■ **Exercise objective**
The goal here is an exact copy of the entries below, without their pictures.

↓↓↓

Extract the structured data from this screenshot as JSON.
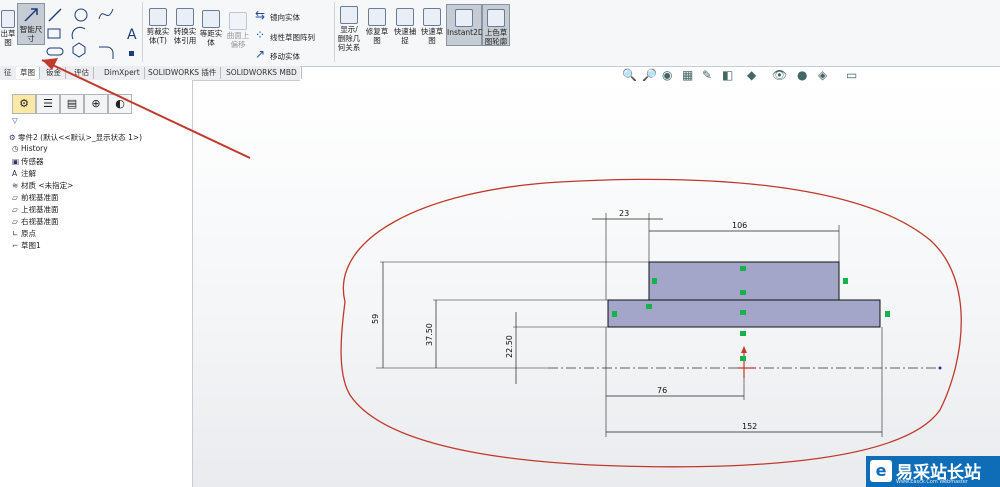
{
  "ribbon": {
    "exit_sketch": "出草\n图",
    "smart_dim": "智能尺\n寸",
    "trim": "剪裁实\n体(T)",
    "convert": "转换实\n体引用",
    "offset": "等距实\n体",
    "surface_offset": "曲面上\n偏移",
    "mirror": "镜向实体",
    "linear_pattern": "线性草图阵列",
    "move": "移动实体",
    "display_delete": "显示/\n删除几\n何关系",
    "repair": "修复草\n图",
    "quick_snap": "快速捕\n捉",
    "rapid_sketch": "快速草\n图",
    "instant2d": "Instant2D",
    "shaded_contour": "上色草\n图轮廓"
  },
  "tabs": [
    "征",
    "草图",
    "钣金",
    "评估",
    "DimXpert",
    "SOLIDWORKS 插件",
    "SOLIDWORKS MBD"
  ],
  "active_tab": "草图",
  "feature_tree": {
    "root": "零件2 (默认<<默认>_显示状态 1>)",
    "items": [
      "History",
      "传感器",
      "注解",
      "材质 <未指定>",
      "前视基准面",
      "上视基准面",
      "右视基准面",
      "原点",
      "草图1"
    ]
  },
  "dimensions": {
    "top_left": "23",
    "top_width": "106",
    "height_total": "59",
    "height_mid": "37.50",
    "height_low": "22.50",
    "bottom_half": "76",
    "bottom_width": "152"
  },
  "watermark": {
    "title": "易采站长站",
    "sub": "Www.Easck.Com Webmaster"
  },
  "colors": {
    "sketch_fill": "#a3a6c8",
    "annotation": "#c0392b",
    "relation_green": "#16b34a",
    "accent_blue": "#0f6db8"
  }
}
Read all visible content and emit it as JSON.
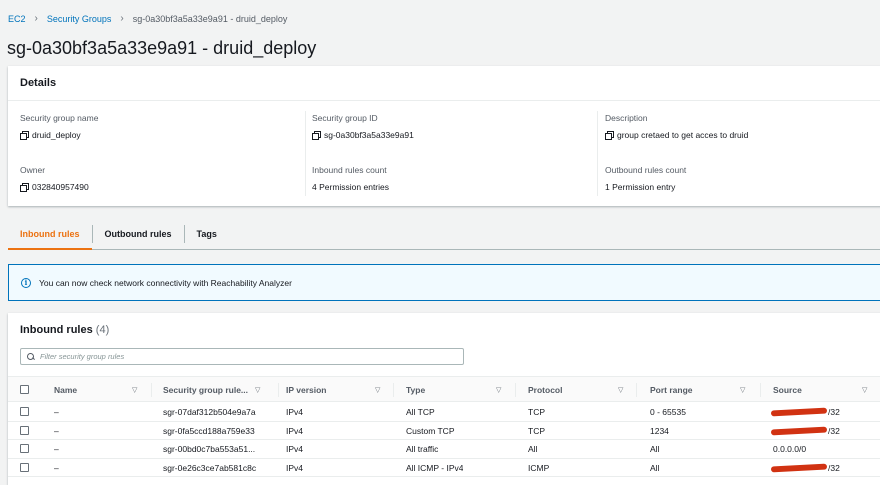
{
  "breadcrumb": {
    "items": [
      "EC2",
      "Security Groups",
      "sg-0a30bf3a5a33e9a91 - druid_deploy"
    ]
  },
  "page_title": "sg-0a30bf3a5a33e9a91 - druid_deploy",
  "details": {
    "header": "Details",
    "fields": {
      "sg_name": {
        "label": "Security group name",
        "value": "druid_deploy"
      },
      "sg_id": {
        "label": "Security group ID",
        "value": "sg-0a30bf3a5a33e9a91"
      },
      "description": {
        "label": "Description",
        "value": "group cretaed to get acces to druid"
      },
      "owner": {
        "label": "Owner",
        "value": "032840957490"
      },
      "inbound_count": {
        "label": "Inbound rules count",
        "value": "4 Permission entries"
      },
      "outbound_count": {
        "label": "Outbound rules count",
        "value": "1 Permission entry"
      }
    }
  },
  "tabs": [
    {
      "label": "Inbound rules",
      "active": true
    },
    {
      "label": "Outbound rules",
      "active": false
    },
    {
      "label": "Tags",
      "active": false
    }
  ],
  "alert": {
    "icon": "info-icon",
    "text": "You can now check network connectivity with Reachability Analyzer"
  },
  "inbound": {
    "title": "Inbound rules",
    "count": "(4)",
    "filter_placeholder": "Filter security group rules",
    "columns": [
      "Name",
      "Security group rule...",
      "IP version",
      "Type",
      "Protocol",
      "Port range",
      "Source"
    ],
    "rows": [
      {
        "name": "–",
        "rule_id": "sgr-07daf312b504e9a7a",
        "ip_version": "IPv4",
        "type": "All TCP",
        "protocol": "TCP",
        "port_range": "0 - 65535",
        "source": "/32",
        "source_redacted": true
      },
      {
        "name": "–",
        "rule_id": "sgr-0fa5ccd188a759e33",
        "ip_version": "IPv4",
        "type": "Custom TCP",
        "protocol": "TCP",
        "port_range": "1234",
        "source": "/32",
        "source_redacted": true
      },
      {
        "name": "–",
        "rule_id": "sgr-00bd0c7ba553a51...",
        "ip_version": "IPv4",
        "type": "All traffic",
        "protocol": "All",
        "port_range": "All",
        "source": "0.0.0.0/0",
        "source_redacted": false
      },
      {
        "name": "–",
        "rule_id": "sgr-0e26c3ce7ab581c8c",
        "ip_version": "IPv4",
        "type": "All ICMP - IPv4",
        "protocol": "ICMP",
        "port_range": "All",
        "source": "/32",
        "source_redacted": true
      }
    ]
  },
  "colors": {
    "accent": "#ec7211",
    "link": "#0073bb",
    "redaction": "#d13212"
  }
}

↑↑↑

■ **Output for this task**
Extract the structured data from this screenshot as JSON.
{
  "ribbon": {
    "exit_sketch": "出草\n图",
    "smart_dim": "智能尺\n寸",
    "trim": "剪裁实\n体(T)",
    "convert": "转换实\n体引用",
    "offset": "等距实\n体",
    "surface_offset": "曲面上\n偏移",
    "mirror": "镜向实体",
    "linear_pattern": "线性草图阵列",
    "move": "移动实体",
    "display_delete": "显示/\n删除几\n何关系",
    "repair": "修复草\n图",
    "quick_snap": "快速捕\n捉",
    "rapid_sketch": "快速草\n图",
    "instant2d": "Instant2D",
    "shaded_contour": "上色草\n图轮廓"
  },
  "tabs": [
    "征",
    "草图",
    "钣金",
    "评估",
    "DimXpert",
    "SOLIDWORKS 插件",
    "SOLIDWORKS MBD"
  ],
  "active_tab": "草图",
  "feature_tree": {
    "root": "零件2 (默认<<默认>_显示状态 1>)",
    "items": [
      "History",
      "传感器",
      "注解",
      "材质 <未指定>",
      "前视基准面",
      "上视基准面",
      "右视基准面",
      "原点",
      "草图1"
    ]
  },
  "dimensions": {
    "top_left": "23",
    "top_width": "106",
    "height_total": "59",
    "height_mid": "37.50",
    "height_low": "22.50",
    "bottom_half": "76",
    "bottom_width": "152"
  },
  "watermark": {
    "title": "易采站长站",
    "sub": "Www.Easck.Com Webmaster"
  },
  "colors": {
    "sketch_fill": "#a3a6c8",
    "annotation": "#c0392b",
    "relation_green": "#16b34a",
    "accent_blue": "#0f6db8"
  }
}
Read all visible content and emit it as JSON.
{
  "breadcrumb": {
    "items": [
      "EC2",
      "Security Groups",
      "sg-0a30bf3a5a33e9a91 - druid_deploy"
    ]
  },
  "page_title": "sg-0a30bf3a5a33e9a91 - druid_deploy",
  "details": {
    "header": "Details",
    "fields": {
      "sg_name": {
        "label": "Security group name",
        "value": "druid_deploy"
      },
      "sg_id": {
        "label": "Security group ID",
        "value": "sg-0a30bf3a5a33e9a91"
      },
      "description": {
        "label": "Description",
        "value": "group cretaed to get acces to druid"
      },
      "owner": {
        "label": "Owner",
        "value": "032840957490"
      },
      "inbound_count": {
        "label": "Inbound rules count",
        "value": "4 Permission entries"
      },
      "outbound_count": {
        "label": "Outbound rules count",
        "value": "1 Permission entry"
      }
    }
  },
  "tabs": [
    {
      "label": "Inbound rules",
      "active": true
    },
    {
      "label": "Outbound rules",
      "active": false
    },
    {
      "label": "Tags",
      "active": false
    }
  ],
  "alert": {
    "icon": "info-icon",
    "text": "You can now check network connectivity with Reachability Analyzer"
  },
  "inbound": {
    "title": "Inbound rules",
    "count": "(4)",
    "filter_placeholder": "Filter security group rules",
    "columns": [
      "Name",
      "Security group rule...",
      "IP version",
      "Type",
      "Protocol",
      "Port range",
      "Source"
    ],
    "rows": [
      {
        "name": "–",
        "rule_id": "sgr-07daf312b504e9a7a",
        "ip_version": "IPv4",
        "type": "All TCP",
        "protocol": "TCP",
        "port_range": "0 - 65535",
        "source": "/32",
        "source_redacted": true
      },
      {
        "name": "–",
        "rule_id": "sgr-0fa5ccd188a759e33",
        "ip_version": "IPv4",
        "type": "Custom TCP",
        "protocol": "TCP",
        "port_range": "1234",
        "source": "/32",
        "source_redacted": true
      },
      {
        "name": "–",
        "rule_id": "sgr-00bd0c7ba553a51...",
        "ip_version": "IPv4",
        "type": "All traffic",
        "protocol": "All",
        "port_range": "All",
        "source": "0.0.0.0/0",
        "source_redacted": false
      },
      {
        "name": "–",
        "rule_id": "sgr-0e26c3ce7ab581c8c",
        "ip_version": "IPv4",
        "type": "All ICMP - IPv4",
        "protocol": "ICMP",
        "port_range": "All",
        "source": "/32",
        "source_redacted": true
      }
    ]
  },
  "colors": {
    "accent": "#ec7211",
    "link": "#0073bb",
    "redaction": "#d13212"
  }
}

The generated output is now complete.